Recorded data
........

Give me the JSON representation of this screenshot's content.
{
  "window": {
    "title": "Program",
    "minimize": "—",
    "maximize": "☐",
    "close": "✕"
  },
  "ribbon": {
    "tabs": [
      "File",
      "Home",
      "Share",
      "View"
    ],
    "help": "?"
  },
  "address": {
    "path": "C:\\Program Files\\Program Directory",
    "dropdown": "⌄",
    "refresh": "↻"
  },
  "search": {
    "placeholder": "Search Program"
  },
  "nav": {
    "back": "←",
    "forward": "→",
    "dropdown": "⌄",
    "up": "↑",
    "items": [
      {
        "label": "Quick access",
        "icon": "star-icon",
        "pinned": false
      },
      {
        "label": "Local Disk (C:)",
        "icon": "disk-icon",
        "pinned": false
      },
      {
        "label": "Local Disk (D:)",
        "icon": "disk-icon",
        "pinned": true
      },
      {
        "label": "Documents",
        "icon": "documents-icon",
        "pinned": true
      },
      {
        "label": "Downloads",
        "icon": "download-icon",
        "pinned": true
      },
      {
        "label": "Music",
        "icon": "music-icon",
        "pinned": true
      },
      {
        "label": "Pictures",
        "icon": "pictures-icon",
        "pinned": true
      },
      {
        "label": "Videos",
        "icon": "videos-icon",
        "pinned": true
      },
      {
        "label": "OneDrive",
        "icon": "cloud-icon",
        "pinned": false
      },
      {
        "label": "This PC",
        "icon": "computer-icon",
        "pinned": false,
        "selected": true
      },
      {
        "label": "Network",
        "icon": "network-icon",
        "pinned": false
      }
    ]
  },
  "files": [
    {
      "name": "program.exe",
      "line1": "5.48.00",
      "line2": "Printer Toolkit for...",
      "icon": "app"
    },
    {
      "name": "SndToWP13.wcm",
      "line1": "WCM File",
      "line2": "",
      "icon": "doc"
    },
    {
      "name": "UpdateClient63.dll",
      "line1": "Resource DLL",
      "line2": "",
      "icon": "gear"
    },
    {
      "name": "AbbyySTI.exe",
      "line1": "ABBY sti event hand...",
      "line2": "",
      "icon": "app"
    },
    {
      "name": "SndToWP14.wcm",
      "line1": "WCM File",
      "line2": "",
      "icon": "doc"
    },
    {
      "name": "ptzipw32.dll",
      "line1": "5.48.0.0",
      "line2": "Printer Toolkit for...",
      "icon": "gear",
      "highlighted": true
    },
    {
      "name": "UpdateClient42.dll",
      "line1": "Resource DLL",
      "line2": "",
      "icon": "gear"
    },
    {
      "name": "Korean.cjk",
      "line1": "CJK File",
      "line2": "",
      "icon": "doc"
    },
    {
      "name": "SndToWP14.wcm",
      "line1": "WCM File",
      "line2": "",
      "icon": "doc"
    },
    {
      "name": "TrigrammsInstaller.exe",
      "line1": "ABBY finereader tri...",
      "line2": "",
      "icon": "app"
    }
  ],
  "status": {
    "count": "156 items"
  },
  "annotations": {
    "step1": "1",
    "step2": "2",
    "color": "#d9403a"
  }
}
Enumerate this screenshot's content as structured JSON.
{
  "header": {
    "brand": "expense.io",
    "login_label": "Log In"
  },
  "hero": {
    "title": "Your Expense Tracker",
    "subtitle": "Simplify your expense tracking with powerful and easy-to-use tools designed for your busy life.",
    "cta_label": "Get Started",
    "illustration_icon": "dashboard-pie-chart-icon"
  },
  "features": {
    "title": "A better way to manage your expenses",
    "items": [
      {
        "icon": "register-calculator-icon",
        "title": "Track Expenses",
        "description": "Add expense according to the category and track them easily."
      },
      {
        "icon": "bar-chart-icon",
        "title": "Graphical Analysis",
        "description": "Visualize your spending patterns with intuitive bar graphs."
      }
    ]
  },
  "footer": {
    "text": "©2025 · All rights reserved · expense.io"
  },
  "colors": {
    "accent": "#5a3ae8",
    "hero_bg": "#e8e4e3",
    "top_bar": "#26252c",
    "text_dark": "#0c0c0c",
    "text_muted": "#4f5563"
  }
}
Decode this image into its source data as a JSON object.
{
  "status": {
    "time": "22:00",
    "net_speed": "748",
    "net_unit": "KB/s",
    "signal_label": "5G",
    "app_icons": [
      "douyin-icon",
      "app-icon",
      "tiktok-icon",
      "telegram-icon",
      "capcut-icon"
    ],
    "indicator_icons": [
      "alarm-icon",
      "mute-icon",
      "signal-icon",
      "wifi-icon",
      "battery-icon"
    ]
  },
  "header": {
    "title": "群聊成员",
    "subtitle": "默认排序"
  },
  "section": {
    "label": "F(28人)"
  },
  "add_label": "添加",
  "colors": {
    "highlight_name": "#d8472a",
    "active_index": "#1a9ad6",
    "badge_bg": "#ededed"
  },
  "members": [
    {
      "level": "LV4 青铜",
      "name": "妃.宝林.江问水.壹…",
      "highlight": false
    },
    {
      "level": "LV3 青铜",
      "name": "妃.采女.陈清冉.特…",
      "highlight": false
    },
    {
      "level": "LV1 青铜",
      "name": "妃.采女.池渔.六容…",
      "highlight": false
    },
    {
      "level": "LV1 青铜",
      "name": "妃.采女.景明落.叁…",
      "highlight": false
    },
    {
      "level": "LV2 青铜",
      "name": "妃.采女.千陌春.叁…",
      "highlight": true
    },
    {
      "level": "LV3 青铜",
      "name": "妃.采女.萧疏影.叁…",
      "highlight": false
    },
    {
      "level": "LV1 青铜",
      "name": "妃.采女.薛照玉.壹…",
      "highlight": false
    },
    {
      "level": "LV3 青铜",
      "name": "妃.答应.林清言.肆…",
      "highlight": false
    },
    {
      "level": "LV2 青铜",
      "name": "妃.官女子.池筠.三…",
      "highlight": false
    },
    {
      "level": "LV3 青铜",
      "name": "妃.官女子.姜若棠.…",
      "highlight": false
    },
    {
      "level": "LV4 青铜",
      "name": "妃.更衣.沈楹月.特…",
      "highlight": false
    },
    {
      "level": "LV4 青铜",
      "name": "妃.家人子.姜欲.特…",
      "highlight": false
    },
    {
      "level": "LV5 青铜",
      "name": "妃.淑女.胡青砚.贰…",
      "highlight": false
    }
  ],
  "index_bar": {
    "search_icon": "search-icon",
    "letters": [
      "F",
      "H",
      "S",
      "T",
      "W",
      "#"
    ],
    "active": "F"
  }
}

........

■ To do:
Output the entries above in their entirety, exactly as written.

■ Task answer:
Give me the JSON representation of this screenshot's content.
{
  "window": {
    "title": "Program",
    "minimize": "—",
    "maximize": "☐",
    "close": "✕"
  },
  "ribbon": {
    "tabs": [
      "File",
      "Home",
      "Share",
      "View"
    ],
    "help": "?"
  },
  "address": {
    "path": "C:\\Program Files\\Program Directory",
    "dropdown": "⌄",
    "refresh": "↻"
  },
  "search": {
    "placeholder": "Search Program"
  },
  "nav": {
    "back": "←",
    "forward": "→",
    "dropdown": "⌄",
    "up": "↑",
    "items": [
      {
        "label": "Quick access",
        "icon": "star-icon",
        "pinned": false
      },
      {
        "label": "Local Disk (C:)",
        "icon": "disk-icon",
        "pinned": false
      },
      {
        "label": "Local Disk (D:)",
        "icon": "disk-icon",
        "pinned": true
      },
      {
        "label": "Documents",
        "icon": "documents-icon",
        "pinned": true
      },
      {
        "label": "Downloads",
        "icon": "download-icon",
        "pinned": true
      },
      {
        "label": "Music",
        "icon": "music-icon",
        "pinned": true
      },
      {
        "label": "Pictures",
        "icon": "pictures-icon",
        "pinned": true
      },
      {
        "label": "Videos",
        "icon": "videos-icon",
        "pinned": true
      },
      {
        "label": "OneDrive",
        "icon": "cloud-icon",
        "pinned": false
      },
      {
        "label": "This PC",
        "icon": "computer-icon",
        "pinned": false,
        "selected": true
      },
      {
        "label": "Network",
        "icon": "network-icon",
        "pinned": false
      }
    ]
  },
  "files": [
    {
      "name": "program.exe",
      "line1": "5.48.00",
      "line2": "Printer Toolkit for...",
      "icon": "app"
    },
    {
      "name": "SndToWP13.wcm",
      "line1": "WCM File",
      "line2": "",
      "icon": "doc"
    },
    {
      "name": "UpdateClient63.dll",
      "line1": "Resource DLL",
      "line2": "",
      "icon": "gear"
    },
    {
      "name": "AbbyySTI.exe",
      "line1": "ABBY sti event hand...",
      "line2": "",
      "icon": "app"
    },
    {
      "name": "SndToWP14.wcm",
      "line1": "WCM File",
      "line2": "",
      "icon": "doc"
    },
    {
      "name": "ptzipw32.dll",
      "line1": "5.48.0.0",
      "line2": "Printer Toolkit for...",
      "icon": "gear",
      "highlighted": true
    },
    {
      "name": "UpdateClient42.dll",
      "line1": "Resource DLL",
      "line2": "",
      "icon": "gear"
    },
    {
      "name": "Korean.cjk",
      "line1": "CJK File",
      "line2": "",
      "icon": "doc"
    },
    {
      "name": "SndToWP14.wcm",
      "line1": "WCM File",
      "line2": "",
      "icon": "doc"
    },
    {
      "name": "TrigrammsInstaller.exe",
      "line1": "ABBY finereader tri...",
      "line2": "",
      "icon": "app"
    }
  ],
  "status": {
    "count": "156 items"
  },
  "annotations": {
    "step1": "1",
    "step2": "2",
    "color": "#d9403a"
  }
}
Enumerate this screenshot's content as structured JSON.
{
  "header": {
    "brand": "expense.io",
    "login_label": "Log In"
  },
  "hero": {
    "title": "Your Expense Tracker",
    "subtitle": "Simplify your expense tracking with powerful and easy-to-use tools designed for your busy life.",
    "cta_label": "Get Started",
    "illustration_icon": "dashboard-pie-chart-icon"
  },
  "features": {
    "title": "A better way to manage your expenses",
    "items": [
      {
        "icon": "register-calculator-icon",
        "title": "Track Expenses",
        "description": "Add expense according to the category and track them easily."
      },
      {
        "icon": "bar-chart-icon",
        "title": "Graphical Analysis",
        "description": "Visualize your spending patterns with intuitive bar graphs."
      }
    ]
  },
  "footer": {
    "text": "©2025 · All rights reserved · expense.io"
  },
  "colors": {
    "accent": "#5a3ae8",
    "hero_bg": "#e8e4e3",
    "top_bar": "#26252c",
    "text_dark": "#0c0c0c",
    "text_muted": "#4f5563"
  }
}
Decode this image into its source data as a JSON object.
{
  "status": {
    "time": "22:00",
    "net_speed": "748",
    "net_unit": "KB/s",
    "signal_label": "5G",
    "app_icons": [
      "douyin-icon",
      "app-icon",
      "tiktok-icon",
      "telegram-icon",
      "capcut-icon"
    ],
    "indicator_icons": [
      "alarm-icon",
      "mute-icon",
      "signal-icon",
      "wifi-icon",
      "battery-icon"
    ]
  },
  "header": {
    "title": "群聊成员",
    "subtitle": "默认排序"
  },
  "section": {
    "label": "F(28人)"
  },
  "add_label": "添加",
  "colors": {
    "highlight_name": "#d8472a",
    "active_index": "#1a9ad6",
    "badge_bg": "#ededed"
  },
  "members": [
    {
      "level": "LV4 青铜",
      "name": "妃.宝林.江问水.壹…",
      "highlight": false
    },
    {
      "level": "LV3 青铜",
      "name": "妃.采女.陈清冉.特…",
      "highlight": false
    },
    {
      "level": "LV1 青铜",
      "name": "妃.采女.池渔.六容…",
      "highlight": false
    },
    {
      "level": "LV1 青铜",
      "name": "妃.采女.景明落.叁…",
      "highlight": false
    },
    {
      "level": "LV2 青铜",
      "name": "妃.采女.千陌春.叁…",
      "highlight": true
    },
    {
      "level": "LV3 青铜",
      "name": "妃.采女.萧疏影.叁…",
      "highlight": false
    },
    {
      "level": "LV1 青铜",
      "name": "妃.采女.薛照玉.壹…",
      "highlight": false
    },
    {
      "level": "LV3 青铜",
      "name": "妃.答应.林清言.肆…",
      "highlight": false
    },
    {
      "level": "LV2 青铜",
      "name": "妃.官女子.池筠.三…",
      "highlight": false
    },
    {
      "level": "LV3 青铜",
      "name": "妃.官女子.姜若棠.…",
      "highlight": false
    },
    {
      "level": "LV4 青铜",
      "name": "妃.更衣.沈楹月.特…",
      "highlight": false
    },
    {
      "level": "LV4 青铜",
      "name": "妃.家人子.姜欲.特…",
      "highlight": false
    },
    {
      "level": "LV5 青铜",
      "name": "妃.淑女.胡青砚.贰…",
      "highlight": false
    }
  ],
  "index_bar": {
    "search_icon": "search-icon",
    "letters": [
      "F",
      "H",
      "S",
      "T",
      "W",
      "#"
    ],
    "active": "F"
  }
}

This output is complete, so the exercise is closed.